- The first track has been focused on ending election for Clerks altogether and providing they be appointed by the District Judges (LB 994 of 1996; LB 507 & LB 817 of 1997; LB 414 of 1999; LB 348 of 2001; LB 751 of 2003; LB 529 & LB 1096 of 2005).
- The second track focused instead on moving the positions to a nonpartisan footing, possibly along with other county officials, after a county referendum. (LB 96 of 1999; LB 186 and LB 214 of 2011; LB 241 of 2013) would have moved the elections to nonpartisan ones, but only smaller counties (i.e. fewer that 10,000-50,000 people).
This year there are two efforts
- LB 140 provides that for primary elections in counties below 10,000 only candidates for the Clerk of the District Court and other specified county offices would be without party affiliation
- LB 273 more closely mirrors the prior second-track bills allowing for county voters or the county government in counties with a population below 10,000 (amended to 20,000) to put a referendum on the ballot to make races for the Clerk of the District Court and other specified county offices to nonpartisan ones.
For the last decade Wyoming’s legislature (which only meets every two years) has been attempting to increase or eliminate the state’s mandatory judicial retirement age of 70 for most judges.
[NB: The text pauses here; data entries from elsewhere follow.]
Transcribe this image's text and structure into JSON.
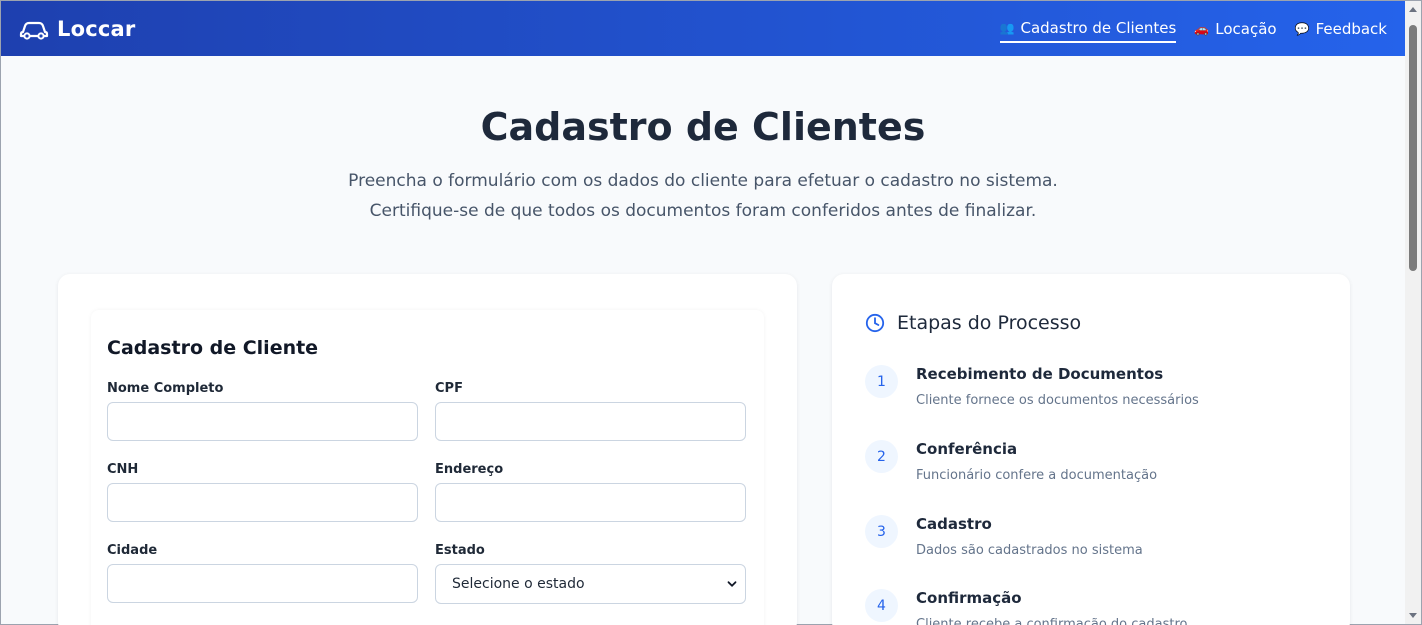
{
  "navbar": {
    "brand": "Loccar",
    "items": [
      {
        "icon": "👥",
        "label": "Cadastro de Clientes",
        "active": true
      },
      {
        "icon": "🚗",
        "label": "Locação"
      },
      {
        "icon": "💬",
        "label": "Feedback"
      }
    ]
  },
  "hero": {
    "title": "Cadastro de Clientes",
    "subtitle_line1": "Preencha o formulário com os dados do cliente para efetuar o cadastro no sistema.",
    "subtitle_line2": "Certifique-se de que todos os documentos foram conferidos antes de finalizar."
  },
  "form": {
    "title": "Cadastro de Cliente",
    "fields": {
      "nome": {
        "label": "Nome Completo",
        "value": ""
      },
      "cpf": {
        "label": "CPF",
        "value": ""
      },
      "cnh": {
        "label": "CNH",
        "value": ""
      },
      "endereco": {
        "label": "Endereço",
        "value": ""
      },
      "cidade": {
        "label": "Cidade",
        "value": ""
      },
      "estado": {
        "label": "Estado",
        "selected": "Selecione o estado"
      }
    }
  },
  "steps": {
    "title": "Etapas do Processo",
    "items": [
      {
        "num": "1",
        "title": "Recebimento de Documentos",
        "desc": "Cliente fornece os documentos necessários"
      },
      {
        "num": "2",
        "title": "Conferência",
        "desc": "Funcionário confere a documentação"
      },
      {
        "num": "3",
        "title": "Cadastro",
        "desc": "Dados são cadastrados no sistema"
      },
      {
        "num": "4",
        "title": "Confirmação",
        "desc": "Cliente recebe a confirmação do cadastro"
      }
    ]
  },
  "colors": {
    "nav_start": "#1e40af",
    "nav_end": "#2563eb",
    "accent": "#2563eb"
  }
}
In short, the House continued to insist on an outright end to the age, the Senate wanted, at most, an increase from 70 to 75. This year, the House has agreed to the age 75 increase, but that plan nearly got sidetracked by a term limits amendment.
HJR 5 of 2015 started as an outright end to the retirement age. It was amended in committee to provide only for an increase to 75. A floor amendment, however, was made to impose a three-term limits on the state’s top courts (Supreme and District); it failed. The final proposal passed the full House on January 26 on a 49-11 vote.
January 26, 2015
January 27, 2015
New Hampshire Senate Judiciary Committee
CACR 3 (Constitutional Amendment) Provides legislature alone shall have the authority and full discretion to define reasonable standards for elementary and secondary public education and to establish reasonable standards of accountability therefore. Provides legislature alone shall have full discretion to determine the amount of, and methods of raising and distributing, state funding for education.
January 28, 2015
Montana House Judiciary Committee
HB 210 Removes specific crime and enhanced penalties for assault on a judge.
Montana House State Administration Committee
Montana HB 220 Defines/redefines “State judicial district” and “judicial district” for purposes of recalling judges. Allows judges of higher courts to be recalled for any reason.
January 29, 2015
New Hampshire House Judiciary Committee
CACR 8 (Constitutional Amendment) Provides judges to be nominated by the Governor **or** the Council (currently Governor AND Council), and confirmed by a majority of the Legislature in joint session.
HB 246 Specifies failure to deliver a jury nullification instruction subjects judge to impeachment for maladministration.
January 30, 2015
Many states have requirements that certain documents be posted in the entrances of public buildings in general or courthouse in particular. Montana’s 2005 law on the subject, MCA 1-1-540, currently permits and encourages, but doesn’t require, postings of “in God we trust” as the U.S. national motto, the U.S. Constitution in its entirety, the Mayflower Compact, etc.
HB 293, however, changes this from a permissive (“may display”) to a requirement (“must be conspicuously posted”) with respect to the Bill of Rights. Specifically, it creates 1-1-540(3)(a) to read
The first 10 amendments to the United States constitution, commonly known as the bill of rights, must be conspicuously posted in an easily readable form in the main entry areas of city and county courthouses…
HB 293 is set for a hearing before the House Local Government committee on January 27.